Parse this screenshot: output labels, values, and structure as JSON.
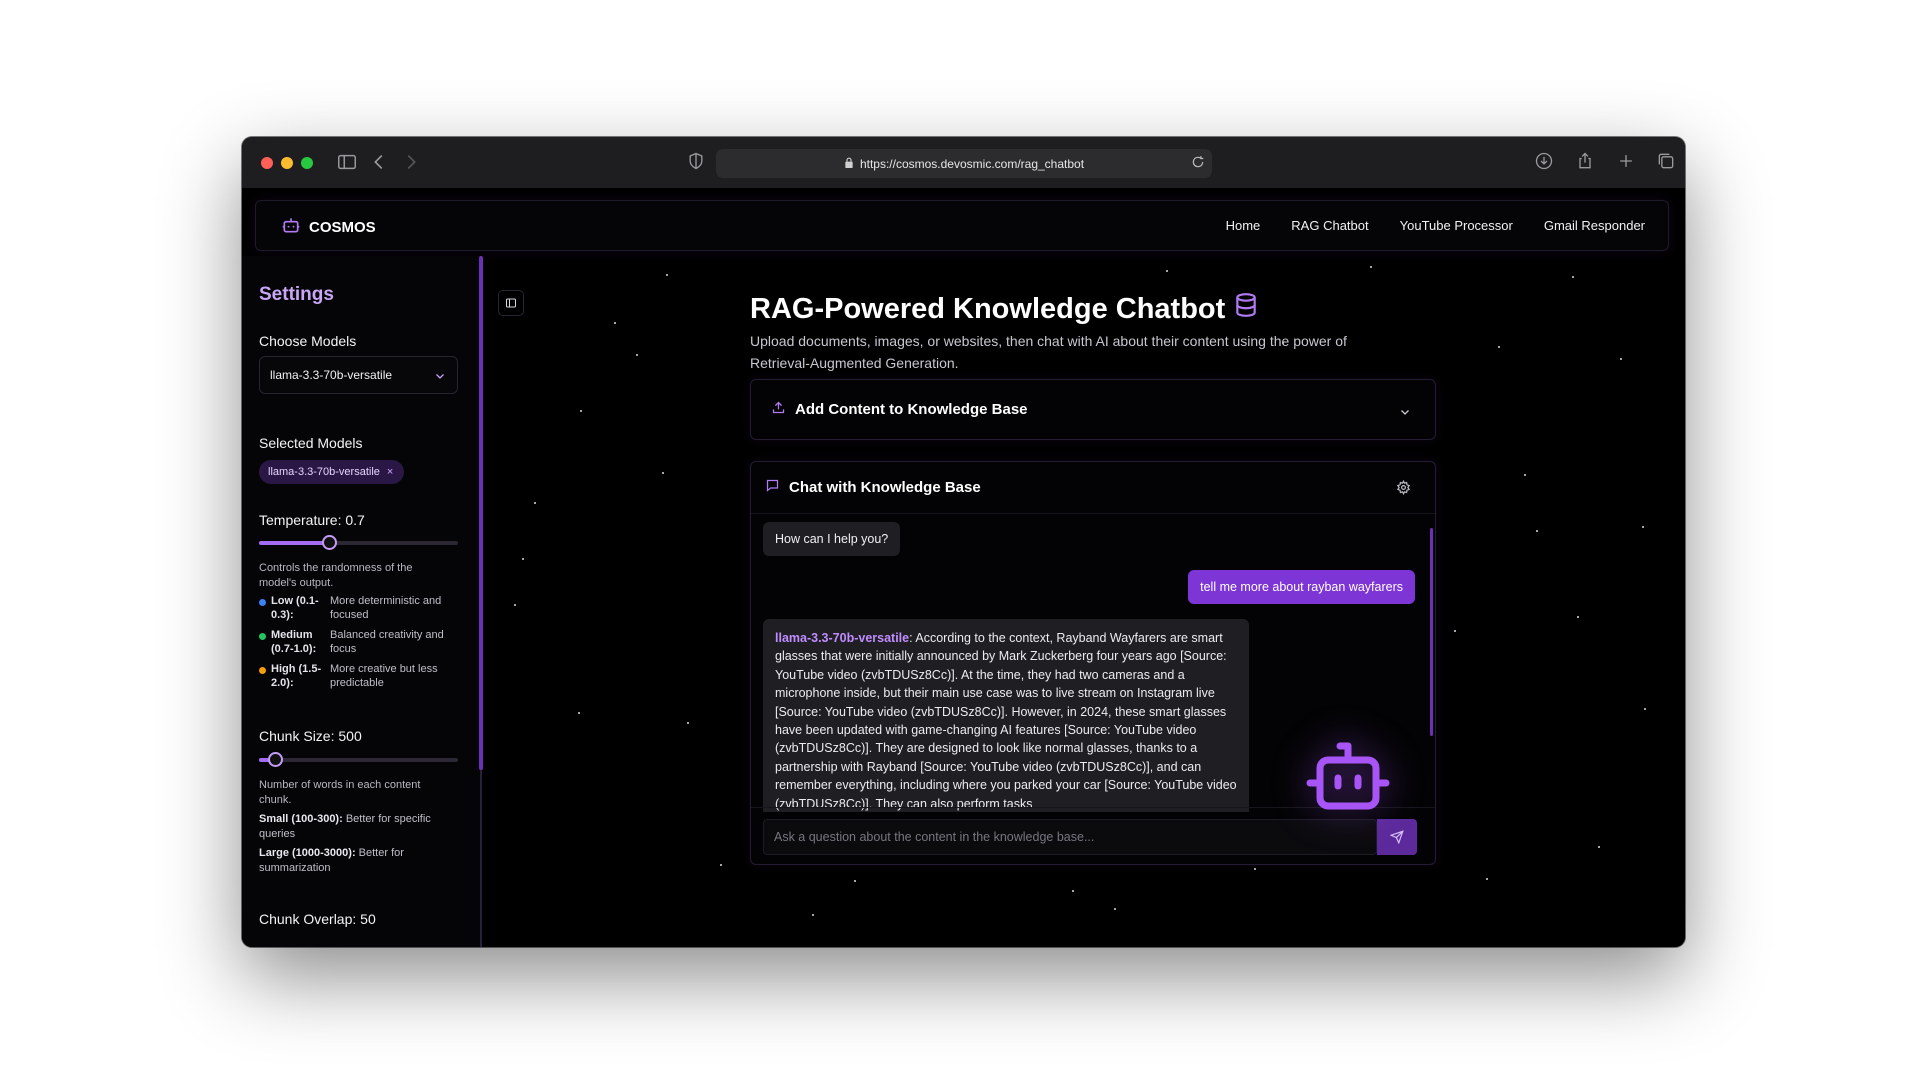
{
  "browser": {
    "url": "https://cosmos.devosmic.com/rag_chatbot"
  },
  "navbar": {
    "brand": "COSMOS",
    "links": [
      "Home",
      "RAG Chatbot",
      "YouTube Processor",
      "Gmail Responder"
    ]
  },
  "sidebar": {
    "title": "Settings",
    "choose_models_label": "Choose Models",
    "model_select_value": "llama-3.3-70b-versatile",
    "selected_models_label": "Selected Models",
    "selected_models": [
      "llama-3.3-70b-versatile"
    ],
    "chip_remove": "×",
    "temperature": {
      "label": "Temperature: 0.7",
      "value": 0.7,
      "min": 0,
      "max": 2,
      "help": "Controls the randomness of the model's output.",
      "legend": [
        {
          "key": "Low (0.1-0.3):",
          "desc": "More deterministic and focused",
          "color": "#3b82f6"
        },
        {
          "key": "Medium (0.7-1.0):",
          "desc": "Balanced creativity and focus",
          "color": "#22c55e"
        },
        {
          "key": "High (1.5-2.0):",
          "desc": "More creative but less predictable",
          "color": "#f59e0b"
        }
      ]
    },
    "chunk_size": {
      "label": "Chunk Size: 500",
      "value": 500,
      "min": 100,
      "max": 5000,
      "help": "Number of words in each content chunk.",
      "small_key": "Small (100-300):",
      "small_desc": "Better for specific queries",
      "large_key": "Large (1000-3000):",
      "large_desc": "Better for summarization"
    },
    "chunk_overlap": {
      "label": "Chunk Overlap: 50"
    }
  },
  "main": {
    "title": "RAG-Powered Knowledge Chatbot",
    "subtitle": "Upload documents, images, or websites, then chat with AI about their content using the power of Retrieval-Augmented Generation.",
    "add_content": "Add Content to Knowledge Base",
    "chat_title": "Chat with Knowledge Base",
    "messages": {
      "greeting": "How can I help you?",
      "user": "tell me more about rayban wayfarers",
      "answer_model": "llama-3.3-70b-versatile",
      "answer_text": ": According to the context, Rayband Wayfarers are smart glasses that were initially announced by Mark Zuckerberg four years ago [Source: YouTube video (zvbTDUSz8Cc)]. At the time, they had two cameras and a microphone inside, but their main use case was to live stream on Instagram live [Source: YouTube video (zvbTDUSz8Cc)]. However, in 2024, these smart glasses have been updated with game-changing AI features [Source: YouTube video (zvbTDUSz8Cc)]. They are designed to look like normal glasses, thanks to a partnership with Rayband [Source: YouTube video (zvbTDUSz8Cc)], and can remember everything, including where you parked your car [Source: YouTube video (zvbTDUSz8Cc)]. They can also perform tasks"
    },
    "input_placeholder": "Ask a question about the content in the knowledge base..."
  },
  "colors": {
    "accent": "#a855f7",
    "user_bubble": "#7d35d6",
    "background": "#000000"
  }
}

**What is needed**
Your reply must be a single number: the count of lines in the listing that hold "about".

**Result for this exercise**
3